In an overview of the summit, SFCG Country Director, Joseph Sankaituah, stated that the “engaging children and youth as partners in preventing violence against children” project is a regional programme implemented in Sierra Leone, Liberia, and Guinea since 2014, with support from the European Union.

In Sierra Leone, Mr Sankaituah said the project mobilized 25 young people and children and trained them as young researchers to go out and engage their peers to identify the worst forms of violence against children and youth.

He said the exercise was very impressive that inspired the young researchers and gave them the confidence that they can also contribute to generating knowledge that proffers solutions.

The SFCG Country Director furthered that the cross section of practitioners and policy makers in the child protection sectors will help review and solicit feedbacks on the outline of the draft toolkit.

A representative from the Ministry of Social Welfare, Gender and Children’s Affairs lauded the efforts of the project implementers, noting that children and youth are both victims and perpetrators of violence which over the years has increased.

He said youth violence is a huge challenge not only for parents and guardians, but for the Government and law enforcement agencies, therefore bringing them together to discuss issues affecting them and finding solutions to the problem is a step in the right direction.

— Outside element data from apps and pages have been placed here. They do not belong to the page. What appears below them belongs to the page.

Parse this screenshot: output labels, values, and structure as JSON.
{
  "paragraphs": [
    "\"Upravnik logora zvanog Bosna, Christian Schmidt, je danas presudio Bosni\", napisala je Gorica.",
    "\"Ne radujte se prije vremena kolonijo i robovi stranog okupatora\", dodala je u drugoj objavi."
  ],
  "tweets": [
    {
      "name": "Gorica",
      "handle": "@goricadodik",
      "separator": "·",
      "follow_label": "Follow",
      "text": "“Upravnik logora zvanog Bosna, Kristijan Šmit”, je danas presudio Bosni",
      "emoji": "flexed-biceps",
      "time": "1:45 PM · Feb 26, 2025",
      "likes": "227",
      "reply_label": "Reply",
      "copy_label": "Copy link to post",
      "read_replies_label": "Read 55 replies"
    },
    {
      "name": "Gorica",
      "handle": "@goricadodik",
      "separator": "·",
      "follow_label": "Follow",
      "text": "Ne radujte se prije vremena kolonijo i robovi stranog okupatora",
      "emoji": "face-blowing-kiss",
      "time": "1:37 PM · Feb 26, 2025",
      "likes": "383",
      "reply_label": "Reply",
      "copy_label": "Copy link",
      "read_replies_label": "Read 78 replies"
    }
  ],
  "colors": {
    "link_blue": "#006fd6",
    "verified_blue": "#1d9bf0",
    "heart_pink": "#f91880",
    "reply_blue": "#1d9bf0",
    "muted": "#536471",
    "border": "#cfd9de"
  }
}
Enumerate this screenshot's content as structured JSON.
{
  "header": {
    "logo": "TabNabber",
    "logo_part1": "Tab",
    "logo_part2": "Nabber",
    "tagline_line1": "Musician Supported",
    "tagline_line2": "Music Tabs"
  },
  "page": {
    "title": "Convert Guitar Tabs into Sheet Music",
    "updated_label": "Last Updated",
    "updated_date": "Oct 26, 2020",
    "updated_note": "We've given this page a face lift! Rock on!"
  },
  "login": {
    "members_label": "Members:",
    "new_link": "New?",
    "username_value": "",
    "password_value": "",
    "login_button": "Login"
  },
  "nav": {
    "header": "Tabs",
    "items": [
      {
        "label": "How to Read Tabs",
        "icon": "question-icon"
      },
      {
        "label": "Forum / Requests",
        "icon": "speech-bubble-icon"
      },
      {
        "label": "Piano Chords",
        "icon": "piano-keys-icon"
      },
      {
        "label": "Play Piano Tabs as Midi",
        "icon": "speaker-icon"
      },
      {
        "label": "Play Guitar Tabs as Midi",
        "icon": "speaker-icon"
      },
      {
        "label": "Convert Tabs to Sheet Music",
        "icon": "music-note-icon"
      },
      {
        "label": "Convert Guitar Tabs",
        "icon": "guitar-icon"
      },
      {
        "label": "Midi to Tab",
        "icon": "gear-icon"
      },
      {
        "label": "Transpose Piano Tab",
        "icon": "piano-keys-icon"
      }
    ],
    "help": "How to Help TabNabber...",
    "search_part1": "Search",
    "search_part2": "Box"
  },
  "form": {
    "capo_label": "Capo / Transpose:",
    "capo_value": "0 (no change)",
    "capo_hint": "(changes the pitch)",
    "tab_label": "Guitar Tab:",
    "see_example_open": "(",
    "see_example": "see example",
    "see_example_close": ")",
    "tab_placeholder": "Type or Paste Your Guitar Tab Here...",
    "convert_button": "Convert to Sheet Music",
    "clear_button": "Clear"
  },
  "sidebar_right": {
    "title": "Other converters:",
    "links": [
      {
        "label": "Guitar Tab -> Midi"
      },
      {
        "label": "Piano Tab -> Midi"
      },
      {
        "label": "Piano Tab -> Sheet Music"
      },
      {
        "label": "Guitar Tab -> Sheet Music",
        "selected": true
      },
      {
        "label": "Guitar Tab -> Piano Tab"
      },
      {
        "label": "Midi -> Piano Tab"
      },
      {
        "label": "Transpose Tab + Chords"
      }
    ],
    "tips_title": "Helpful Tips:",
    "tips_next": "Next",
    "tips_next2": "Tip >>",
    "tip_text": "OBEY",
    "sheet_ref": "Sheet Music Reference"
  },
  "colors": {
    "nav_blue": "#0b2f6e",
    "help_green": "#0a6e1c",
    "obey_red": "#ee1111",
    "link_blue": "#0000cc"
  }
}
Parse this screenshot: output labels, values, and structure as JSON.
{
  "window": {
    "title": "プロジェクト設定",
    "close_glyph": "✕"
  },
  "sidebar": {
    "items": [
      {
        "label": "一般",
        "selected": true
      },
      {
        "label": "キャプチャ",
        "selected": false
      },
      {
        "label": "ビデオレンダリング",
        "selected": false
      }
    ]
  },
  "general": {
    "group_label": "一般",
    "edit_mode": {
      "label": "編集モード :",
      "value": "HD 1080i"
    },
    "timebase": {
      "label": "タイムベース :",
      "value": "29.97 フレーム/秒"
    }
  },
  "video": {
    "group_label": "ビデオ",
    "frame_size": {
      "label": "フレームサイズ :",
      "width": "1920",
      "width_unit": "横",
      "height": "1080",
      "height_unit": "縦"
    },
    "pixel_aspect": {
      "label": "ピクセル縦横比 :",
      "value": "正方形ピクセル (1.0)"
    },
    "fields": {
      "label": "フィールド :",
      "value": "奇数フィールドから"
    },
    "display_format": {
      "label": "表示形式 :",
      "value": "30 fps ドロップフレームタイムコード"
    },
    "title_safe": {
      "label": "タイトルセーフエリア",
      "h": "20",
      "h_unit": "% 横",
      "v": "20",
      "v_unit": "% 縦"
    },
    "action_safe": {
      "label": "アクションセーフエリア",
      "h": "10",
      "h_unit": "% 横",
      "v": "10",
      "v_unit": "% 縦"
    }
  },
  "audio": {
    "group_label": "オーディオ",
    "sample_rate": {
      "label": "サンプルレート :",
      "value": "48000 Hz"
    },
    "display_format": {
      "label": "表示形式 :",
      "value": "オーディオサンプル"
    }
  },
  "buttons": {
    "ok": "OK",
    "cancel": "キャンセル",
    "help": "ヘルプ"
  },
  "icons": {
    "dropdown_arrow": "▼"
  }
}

Susan Kargbo from the Children’s Commission confessed that children are not given the opportunity to be part of decision making process that involves their development, and as a result policy makers develop programmes that do not really go deep into the root cause, such as violence among children and youth, a problem that is still a challenge at all levels in society.
She assured the summit of government’s continued strides to live up to the African Charter as well as the UN Convention on the rights of a child.

Representing the European Union, Josephus Ellie, noted that the summit aims at discussing the way forward to stop violence against young people, and for them not to engage in violent acts.

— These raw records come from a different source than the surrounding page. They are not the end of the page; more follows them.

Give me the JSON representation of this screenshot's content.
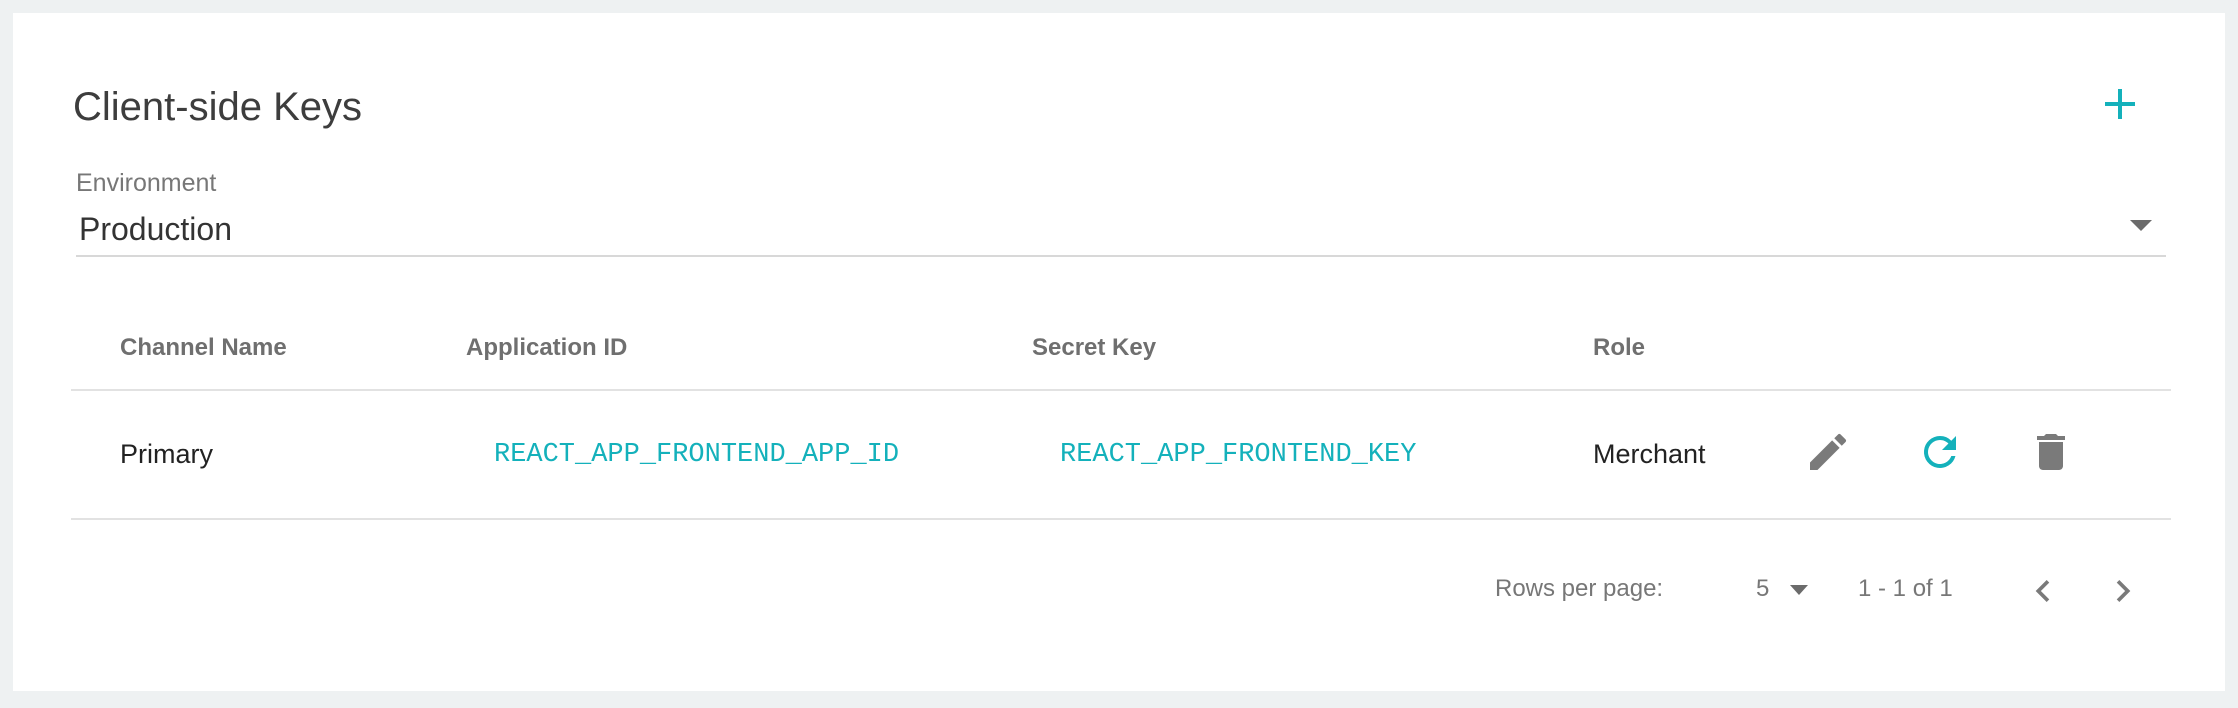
{
  "header": {
    "title": "Client-side Keys",
    "add_icon": "plus-icon"
  },
  "environment": {
    "label": "Environment",
    "value": "Production"
  },
  "table": {
    "columns": [
      "Channel Name",
      "Application ID",
      "Secret Key",
      "Role"
    ],
    "rows": [
      {
        "channel_name": "Primary",
        "application_id": "REACT_APP_FRONTEND_APP_ID",
        "secret_key": "REACT_APP_FRONTEND_KEY",
        "role": "Merchant",
        "actions": [
          "pencil-icon",
          "refresh-icon",
          "trash-icon"
        ]
      }
    ]
  },
  "pagination": {
    "rows_per_page_label": "Rows per page:",
    "rows_per_page": "5",
    "range": "1 - 1 of 1"
  },
  "colors": {
    "accent": "#14b1bb",
    "icon_gray": "#7a7a7a",
    "background": "#eef1f2"
  }
}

He maintained that a democratic state cannot succeed with high rate of violence in society, therefore appropriate networks need to be formed amongst young people in order to raise the awareness to prevent violence at all levels.
In his keynote statement, Youth Commissioner, Anthony Koroma, commended the European Union for complimenting government’s effort in addressing youth and violence, an issue which some treat with levity.

He said he was delighted to be part of the national summit and has no doubt that the implementers of the programme will encourage young people to bring out the issues affecting them, which makes them resort to violence as an alternative.
Mr Koroma noted that the time is now for young people to decide their destiny, by being part of decision making for them to make informed choices in their development.

He stressed that there is no big or small violence, whether political, peer or domestic, young people should start to rethink and put an end to violence.

The Youth Commissioner disclosed that he was delighted that young people were involved in the research, which was very critical and it came out clear that violence in the home is more frequent, and it is continuing unnoticed which is a bad recipe for both children and young people.

During group work, CCYA’s Executive Director, Thomas Ngollo Katta encouraged young people to critically look at the findings of the research before making recommendations, which will serve as a toolkit for policy makers and the child protection sector. [Awoko]